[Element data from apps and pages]
* * * * * * * * *

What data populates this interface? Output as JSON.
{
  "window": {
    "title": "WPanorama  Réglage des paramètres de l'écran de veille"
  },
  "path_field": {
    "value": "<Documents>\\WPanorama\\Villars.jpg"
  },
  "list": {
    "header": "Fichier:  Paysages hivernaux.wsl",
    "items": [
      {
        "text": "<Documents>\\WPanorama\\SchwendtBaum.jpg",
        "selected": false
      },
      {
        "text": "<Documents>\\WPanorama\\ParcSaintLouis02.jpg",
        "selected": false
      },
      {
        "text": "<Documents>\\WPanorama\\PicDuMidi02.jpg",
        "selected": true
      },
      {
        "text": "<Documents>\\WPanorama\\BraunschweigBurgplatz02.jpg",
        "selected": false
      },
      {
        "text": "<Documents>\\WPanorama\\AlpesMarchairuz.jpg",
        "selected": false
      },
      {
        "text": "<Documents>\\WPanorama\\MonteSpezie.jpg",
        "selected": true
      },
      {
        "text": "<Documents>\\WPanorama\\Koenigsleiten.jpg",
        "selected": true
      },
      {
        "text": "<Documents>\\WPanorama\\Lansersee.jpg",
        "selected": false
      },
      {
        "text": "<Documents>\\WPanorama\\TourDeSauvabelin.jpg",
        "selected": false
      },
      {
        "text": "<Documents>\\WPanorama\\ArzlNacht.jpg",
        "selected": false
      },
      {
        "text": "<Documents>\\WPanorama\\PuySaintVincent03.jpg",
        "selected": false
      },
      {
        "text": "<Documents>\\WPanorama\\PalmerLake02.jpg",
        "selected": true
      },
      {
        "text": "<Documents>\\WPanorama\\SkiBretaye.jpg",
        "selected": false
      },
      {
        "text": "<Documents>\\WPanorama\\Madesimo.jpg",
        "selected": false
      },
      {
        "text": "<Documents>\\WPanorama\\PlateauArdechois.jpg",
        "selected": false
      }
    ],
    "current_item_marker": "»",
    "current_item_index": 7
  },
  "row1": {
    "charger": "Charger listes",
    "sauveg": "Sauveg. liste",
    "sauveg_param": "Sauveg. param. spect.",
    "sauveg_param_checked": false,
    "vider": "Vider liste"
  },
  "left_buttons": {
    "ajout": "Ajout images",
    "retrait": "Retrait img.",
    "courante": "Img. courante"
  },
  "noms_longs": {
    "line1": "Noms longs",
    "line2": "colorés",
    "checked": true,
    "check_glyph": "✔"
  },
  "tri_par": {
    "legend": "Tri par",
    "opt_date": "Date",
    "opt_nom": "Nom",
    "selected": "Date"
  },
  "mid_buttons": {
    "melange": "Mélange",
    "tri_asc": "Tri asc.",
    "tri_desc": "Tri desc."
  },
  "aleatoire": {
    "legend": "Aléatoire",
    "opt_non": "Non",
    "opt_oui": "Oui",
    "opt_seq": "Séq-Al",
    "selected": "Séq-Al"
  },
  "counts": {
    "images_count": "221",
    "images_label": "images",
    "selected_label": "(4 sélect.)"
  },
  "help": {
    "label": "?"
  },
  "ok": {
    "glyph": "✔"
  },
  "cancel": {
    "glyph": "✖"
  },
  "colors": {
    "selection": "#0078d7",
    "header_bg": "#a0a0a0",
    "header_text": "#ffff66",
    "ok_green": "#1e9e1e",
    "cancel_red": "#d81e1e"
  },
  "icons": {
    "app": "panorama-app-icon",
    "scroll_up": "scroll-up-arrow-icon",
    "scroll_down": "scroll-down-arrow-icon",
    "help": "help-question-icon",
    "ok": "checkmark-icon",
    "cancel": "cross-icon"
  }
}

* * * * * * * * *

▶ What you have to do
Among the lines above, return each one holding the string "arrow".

▶ Response to the task
    "scroll_up": "scroll-up-arrow-icon",
    "scroll_down": "scroll-down-arrow-icon",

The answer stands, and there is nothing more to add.